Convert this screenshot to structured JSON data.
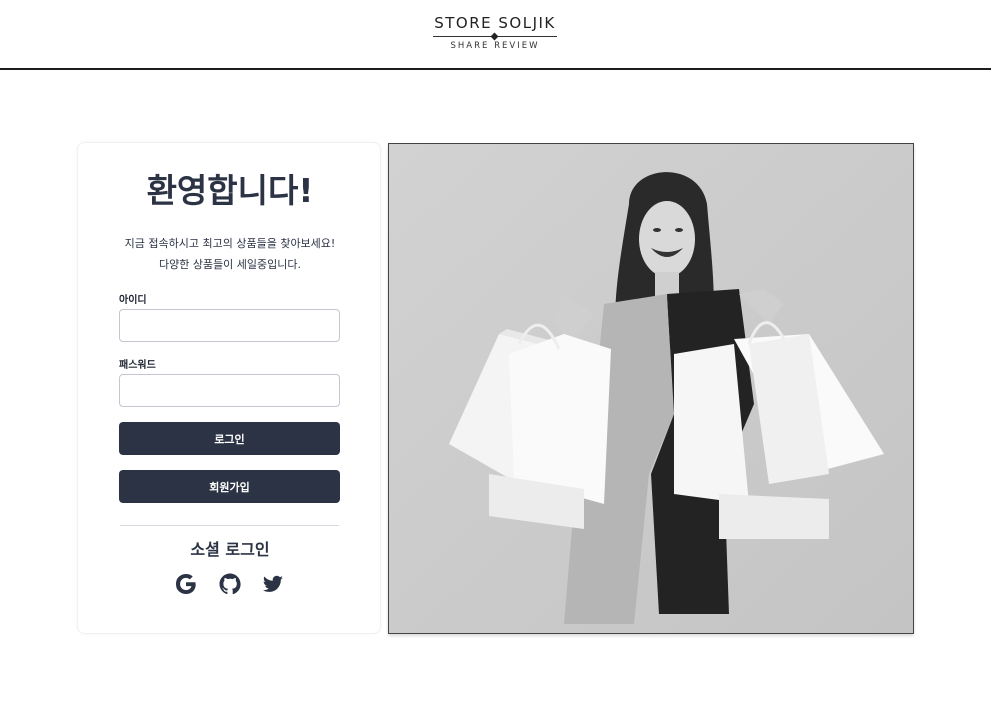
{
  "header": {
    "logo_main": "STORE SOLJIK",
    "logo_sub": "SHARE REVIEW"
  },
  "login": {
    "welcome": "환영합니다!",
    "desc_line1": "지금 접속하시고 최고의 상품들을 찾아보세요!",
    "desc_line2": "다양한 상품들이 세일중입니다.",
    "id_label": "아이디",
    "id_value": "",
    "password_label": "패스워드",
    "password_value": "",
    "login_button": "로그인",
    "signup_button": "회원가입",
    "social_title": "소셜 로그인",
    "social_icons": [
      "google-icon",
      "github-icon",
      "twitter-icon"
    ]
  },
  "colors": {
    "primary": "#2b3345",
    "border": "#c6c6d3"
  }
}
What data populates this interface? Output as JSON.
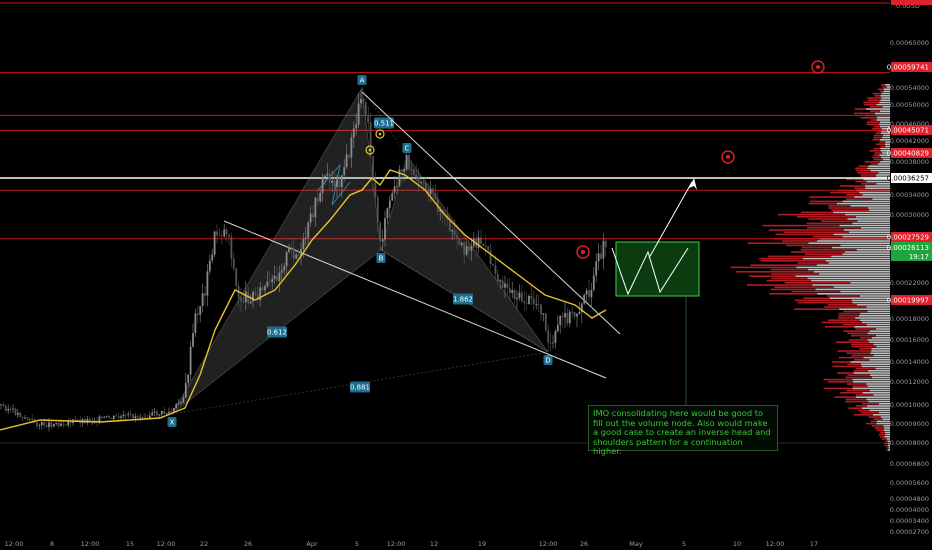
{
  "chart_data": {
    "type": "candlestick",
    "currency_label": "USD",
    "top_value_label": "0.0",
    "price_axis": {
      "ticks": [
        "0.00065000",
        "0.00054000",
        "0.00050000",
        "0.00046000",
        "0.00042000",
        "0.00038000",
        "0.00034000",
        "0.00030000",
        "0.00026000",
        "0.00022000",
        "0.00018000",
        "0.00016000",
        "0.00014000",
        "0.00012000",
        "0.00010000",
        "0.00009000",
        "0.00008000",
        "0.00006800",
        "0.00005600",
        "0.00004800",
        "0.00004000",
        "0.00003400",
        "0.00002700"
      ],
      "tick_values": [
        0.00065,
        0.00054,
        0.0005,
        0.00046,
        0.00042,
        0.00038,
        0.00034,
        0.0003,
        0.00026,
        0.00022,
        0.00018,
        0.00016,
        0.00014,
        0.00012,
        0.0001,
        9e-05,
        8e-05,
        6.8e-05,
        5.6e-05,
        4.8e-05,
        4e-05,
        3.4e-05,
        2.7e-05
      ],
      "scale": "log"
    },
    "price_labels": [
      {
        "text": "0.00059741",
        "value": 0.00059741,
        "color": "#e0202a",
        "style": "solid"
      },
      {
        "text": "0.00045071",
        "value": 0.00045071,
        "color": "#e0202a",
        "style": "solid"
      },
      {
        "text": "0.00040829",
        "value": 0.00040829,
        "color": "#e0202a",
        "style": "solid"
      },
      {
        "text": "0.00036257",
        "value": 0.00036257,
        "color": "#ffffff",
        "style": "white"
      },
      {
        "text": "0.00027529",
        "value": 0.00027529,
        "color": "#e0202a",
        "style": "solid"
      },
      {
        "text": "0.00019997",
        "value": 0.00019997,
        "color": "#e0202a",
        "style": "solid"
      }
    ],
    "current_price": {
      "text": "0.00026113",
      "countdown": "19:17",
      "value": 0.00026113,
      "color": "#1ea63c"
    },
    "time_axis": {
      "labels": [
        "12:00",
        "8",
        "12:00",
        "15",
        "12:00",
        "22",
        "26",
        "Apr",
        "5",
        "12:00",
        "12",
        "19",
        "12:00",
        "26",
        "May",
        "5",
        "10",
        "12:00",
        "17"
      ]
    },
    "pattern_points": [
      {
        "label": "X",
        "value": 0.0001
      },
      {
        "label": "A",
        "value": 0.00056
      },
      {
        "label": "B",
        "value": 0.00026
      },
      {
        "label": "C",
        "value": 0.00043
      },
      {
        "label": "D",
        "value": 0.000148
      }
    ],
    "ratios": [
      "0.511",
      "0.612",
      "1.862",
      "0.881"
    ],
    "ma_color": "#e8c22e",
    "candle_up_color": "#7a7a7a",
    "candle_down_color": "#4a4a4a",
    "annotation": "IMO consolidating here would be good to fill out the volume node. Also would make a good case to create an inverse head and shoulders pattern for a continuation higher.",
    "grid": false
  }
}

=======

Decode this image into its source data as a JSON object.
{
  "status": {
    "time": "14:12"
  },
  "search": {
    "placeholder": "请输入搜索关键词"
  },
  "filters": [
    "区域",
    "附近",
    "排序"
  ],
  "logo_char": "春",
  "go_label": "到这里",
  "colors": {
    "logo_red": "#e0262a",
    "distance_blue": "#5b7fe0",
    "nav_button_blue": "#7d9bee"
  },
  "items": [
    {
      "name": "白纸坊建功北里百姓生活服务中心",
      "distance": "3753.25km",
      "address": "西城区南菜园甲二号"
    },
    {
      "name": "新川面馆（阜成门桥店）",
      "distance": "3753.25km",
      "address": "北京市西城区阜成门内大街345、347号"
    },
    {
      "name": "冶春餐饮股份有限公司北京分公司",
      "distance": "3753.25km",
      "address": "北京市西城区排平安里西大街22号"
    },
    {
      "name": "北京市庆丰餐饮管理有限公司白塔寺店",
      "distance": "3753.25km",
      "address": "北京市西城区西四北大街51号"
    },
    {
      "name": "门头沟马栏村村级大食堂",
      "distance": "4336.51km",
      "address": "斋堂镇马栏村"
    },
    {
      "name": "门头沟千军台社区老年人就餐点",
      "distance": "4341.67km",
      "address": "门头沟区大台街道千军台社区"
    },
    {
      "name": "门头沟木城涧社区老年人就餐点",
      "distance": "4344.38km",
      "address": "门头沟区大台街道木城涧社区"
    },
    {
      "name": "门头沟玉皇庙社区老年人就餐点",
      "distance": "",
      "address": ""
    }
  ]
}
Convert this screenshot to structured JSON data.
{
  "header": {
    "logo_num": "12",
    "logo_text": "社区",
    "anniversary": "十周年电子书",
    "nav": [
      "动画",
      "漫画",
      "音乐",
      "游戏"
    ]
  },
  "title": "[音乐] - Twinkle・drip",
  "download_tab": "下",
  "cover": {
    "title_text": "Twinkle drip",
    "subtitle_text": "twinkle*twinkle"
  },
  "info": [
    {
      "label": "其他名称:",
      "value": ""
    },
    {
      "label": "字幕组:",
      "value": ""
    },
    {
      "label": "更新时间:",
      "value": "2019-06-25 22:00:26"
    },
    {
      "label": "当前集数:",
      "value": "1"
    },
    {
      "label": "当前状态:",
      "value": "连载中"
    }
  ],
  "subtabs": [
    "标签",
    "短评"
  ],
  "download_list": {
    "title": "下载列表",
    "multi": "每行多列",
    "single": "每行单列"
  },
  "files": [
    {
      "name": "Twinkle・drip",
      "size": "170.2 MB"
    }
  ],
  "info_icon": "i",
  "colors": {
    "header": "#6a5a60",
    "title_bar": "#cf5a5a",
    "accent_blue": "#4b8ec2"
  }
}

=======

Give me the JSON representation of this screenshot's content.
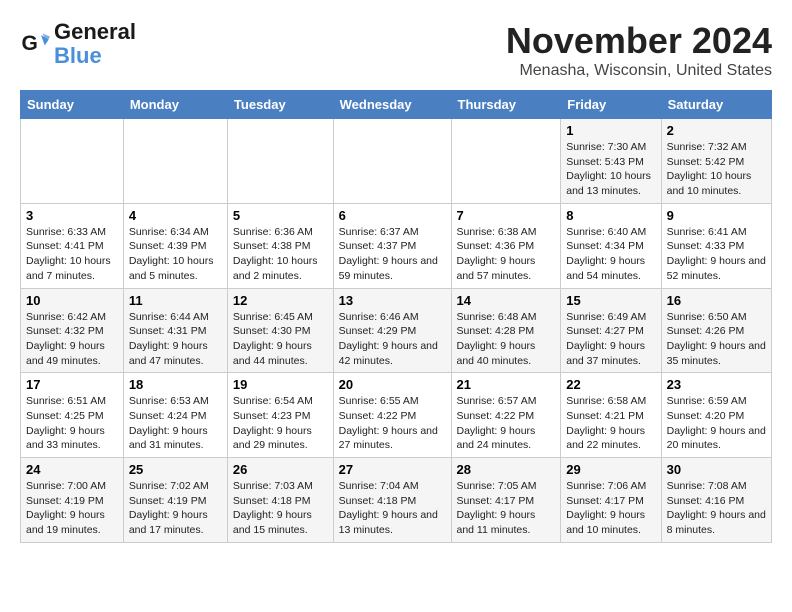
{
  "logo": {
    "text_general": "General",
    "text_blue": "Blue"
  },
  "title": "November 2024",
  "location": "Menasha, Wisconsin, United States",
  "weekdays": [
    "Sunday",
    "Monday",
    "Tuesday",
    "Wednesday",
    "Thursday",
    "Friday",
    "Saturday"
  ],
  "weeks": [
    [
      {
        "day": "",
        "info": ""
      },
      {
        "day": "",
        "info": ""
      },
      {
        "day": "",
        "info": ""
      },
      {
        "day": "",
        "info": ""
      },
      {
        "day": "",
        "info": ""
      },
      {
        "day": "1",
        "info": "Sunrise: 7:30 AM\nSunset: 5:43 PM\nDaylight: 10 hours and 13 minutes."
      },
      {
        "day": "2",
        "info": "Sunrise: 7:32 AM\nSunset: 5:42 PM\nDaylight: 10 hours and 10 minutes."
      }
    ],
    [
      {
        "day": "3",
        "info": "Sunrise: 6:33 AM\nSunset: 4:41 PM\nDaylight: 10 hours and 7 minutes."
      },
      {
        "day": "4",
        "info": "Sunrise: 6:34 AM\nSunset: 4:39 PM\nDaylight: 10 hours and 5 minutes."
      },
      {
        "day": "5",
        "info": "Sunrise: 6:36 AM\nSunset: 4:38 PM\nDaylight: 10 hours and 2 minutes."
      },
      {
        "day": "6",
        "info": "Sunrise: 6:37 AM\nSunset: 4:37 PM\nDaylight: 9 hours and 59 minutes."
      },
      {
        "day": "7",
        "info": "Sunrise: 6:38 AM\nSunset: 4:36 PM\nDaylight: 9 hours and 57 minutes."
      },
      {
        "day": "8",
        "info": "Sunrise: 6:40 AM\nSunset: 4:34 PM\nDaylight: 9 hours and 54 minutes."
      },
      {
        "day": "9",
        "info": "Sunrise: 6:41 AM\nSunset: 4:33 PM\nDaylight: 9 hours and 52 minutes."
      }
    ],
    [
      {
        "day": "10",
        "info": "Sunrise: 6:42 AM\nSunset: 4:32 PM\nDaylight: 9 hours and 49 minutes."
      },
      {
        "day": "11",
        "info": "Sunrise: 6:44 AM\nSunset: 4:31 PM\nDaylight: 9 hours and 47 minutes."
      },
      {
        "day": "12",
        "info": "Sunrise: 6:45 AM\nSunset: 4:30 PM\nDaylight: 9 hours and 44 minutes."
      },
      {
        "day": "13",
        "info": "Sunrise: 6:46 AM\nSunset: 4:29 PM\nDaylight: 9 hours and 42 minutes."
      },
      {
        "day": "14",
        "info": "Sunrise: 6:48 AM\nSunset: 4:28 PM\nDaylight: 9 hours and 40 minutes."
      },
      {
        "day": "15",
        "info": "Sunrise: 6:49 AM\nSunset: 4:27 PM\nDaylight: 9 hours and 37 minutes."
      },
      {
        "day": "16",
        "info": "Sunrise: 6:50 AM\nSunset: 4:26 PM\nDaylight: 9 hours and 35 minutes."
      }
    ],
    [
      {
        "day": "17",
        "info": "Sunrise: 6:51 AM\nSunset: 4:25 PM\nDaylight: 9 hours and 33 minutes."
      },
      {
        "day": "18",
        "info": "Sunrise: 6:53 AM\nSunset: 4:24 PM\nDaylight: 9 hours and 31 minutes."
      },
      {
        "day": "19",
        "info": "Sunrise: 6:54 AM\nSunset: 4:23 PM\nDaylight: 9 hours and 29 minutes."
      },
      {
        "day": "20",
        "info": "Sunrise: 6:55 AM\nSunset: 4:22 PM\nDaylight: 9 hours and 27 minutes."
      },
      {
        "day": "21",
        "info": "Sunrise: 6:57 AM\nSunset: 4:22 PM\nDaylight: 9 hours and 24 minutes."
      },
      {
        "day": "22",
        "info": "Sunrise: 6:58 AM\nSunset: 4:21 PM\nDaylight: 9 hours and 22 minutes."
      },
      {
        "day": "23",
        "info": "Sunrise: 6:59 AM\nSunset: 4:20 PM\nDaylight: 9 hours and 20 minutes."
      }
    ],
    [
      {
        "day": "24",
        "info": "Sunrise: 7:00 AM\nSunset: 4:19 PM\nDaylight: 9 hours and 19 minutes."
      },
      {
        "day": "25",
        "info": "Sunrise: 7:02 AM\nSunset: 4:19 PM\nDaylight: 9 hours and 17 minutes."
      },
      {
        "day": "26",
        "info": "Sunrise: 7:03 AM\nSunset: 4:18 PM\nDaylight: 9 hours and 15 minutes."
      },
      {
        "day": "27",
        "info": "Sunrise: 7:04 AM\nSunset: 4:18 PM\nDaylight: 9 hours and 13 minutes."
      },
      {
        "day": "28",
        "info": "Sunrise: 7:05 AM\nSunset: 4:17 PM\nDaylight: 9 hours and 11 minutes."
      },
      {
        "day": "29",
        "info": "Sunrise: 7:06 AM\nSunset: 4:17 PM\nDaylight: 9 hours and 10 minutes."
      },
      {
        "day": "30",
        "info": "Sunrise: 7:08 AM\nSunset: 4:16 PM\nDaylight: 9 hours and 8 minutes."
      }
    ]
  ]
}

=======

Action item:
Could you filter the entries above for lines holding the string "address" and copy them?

Answer to this problem:
      "address": "西城区南菜园甲二号"
      "address": "北京市西城区阜成门内大街345、347号"
      "address": "北京市西城区排平安里西大街22号"
      "address": "北京市西城区西四北大街51号"
      "address": "斋堂镇马栏村"
      "address": "门头沟区大台街道千军台社区"
      "address": "门头沟区大台街道木城涧社区"
      "address": ""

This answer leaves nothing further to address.